His season-long slump eventually got him demoted in August.

Milwaukee’s decision to demote Hardy when they did was a big suspect as it left Hardy exactly one day short of the service time requirement to qualify for a full season in the Majors.

As a result his free agency was pushed back by a full season. Despite the questionable tactic, no grievance was ever filed by Hardy or his agent.

As such, Minnesota will own the rights to Hardy through the end of the 2011 season. One would expect the club to try and lock him up to a long-term deal before then to buy out his arbitration years and perhaps a year or two of free agency.

Most expected the Brewers to seek pitching in return for Hardy, as the Brewers’ most glaring need this offseason is bolstering a rotation that proved thin beyond young ace Yovani Gallardo.

Acquiring Gomez, however, allows Milwaukee to let incumbent centerfielder, Mike Cameron leave as a free agent. The club can then use the money freed up by Cameron to add a starter via free agency.

Gomez, 23, was a major component of the Johan Santana trade two winters ago and now finds himself with his third big league club. He won’t bring much offense with him to Milwaukee, but his ability to flash the leather is unquestioned.

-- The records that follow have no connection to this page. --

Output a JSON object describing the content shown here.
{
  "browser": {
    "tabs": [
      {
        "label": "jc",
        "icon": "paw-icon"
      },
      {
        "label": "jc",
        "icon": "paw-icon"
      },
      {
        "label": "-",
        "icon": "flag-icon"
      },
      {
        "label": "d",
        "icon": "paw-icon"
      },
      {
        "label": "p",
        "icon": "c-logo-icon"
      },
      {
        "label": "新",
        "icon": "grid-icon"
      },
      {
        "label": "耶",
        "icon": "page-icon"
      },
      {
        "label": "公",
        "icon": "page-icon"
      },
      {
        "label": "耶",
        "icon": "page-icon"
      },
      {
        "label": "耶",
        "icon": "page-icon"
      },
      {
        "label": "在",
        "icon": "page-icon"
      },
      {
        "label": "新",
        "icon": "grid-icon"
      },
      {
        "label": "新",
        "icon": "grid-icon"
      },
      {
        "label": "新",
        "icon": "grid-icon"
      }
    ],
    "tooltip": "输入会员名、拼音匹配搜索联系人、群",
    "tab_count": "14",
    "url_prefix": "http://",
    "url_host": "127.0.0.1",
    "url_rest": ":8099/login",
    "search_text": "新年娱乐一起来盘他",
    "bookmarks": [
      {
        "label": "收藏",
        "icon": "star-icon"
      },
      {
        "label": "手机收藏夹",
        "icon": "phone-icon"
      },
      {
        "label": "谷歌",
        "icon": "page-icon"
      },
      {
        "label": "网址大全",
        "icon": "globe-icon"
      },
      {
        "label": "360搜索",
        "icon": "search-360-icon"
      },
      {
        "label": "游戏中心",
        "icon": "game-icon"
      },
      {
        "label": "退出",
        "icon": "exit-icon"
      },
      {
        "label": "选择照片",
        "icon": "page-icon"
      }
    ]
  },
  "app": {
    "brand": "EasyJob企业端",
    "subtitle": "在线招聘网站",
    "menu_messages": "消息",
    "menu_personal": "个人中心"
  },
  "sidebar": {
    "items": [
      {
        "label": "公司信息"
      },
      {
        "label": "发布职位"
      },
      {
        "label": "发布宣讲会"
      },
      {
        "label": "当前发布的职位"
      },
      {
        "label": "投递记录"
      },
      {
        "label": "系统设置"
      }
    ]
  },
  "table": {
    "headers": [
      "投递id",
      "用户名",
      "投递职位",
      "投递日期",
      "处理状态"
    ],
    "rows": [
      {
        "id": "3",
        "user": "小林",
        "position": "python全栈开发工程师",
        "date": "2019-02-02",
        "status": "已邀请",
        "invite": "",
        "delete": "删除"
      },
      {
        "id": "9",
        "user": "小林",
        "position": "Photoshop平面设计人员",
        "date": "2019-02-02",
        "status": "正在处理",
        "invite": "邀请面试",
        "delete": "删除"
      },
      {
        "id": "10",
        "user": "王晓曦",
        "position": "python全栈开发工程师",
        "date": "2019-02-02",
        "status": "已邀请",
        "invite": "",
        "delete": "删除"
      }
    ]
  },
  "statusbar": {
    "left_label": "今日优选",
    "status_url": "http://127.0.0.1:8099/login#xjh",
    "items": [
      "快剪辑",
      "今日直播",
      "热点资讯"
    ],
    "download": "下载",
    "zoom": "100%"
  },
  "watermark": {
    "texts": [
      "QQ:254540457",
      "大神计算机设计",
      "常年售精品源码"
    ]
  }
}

He is eligible for arbitration this winter as a Super Two player, but will still come cheaper than keeping Hardy or Cameron on the roster. Additionally, Gomez remain under club control through 2013.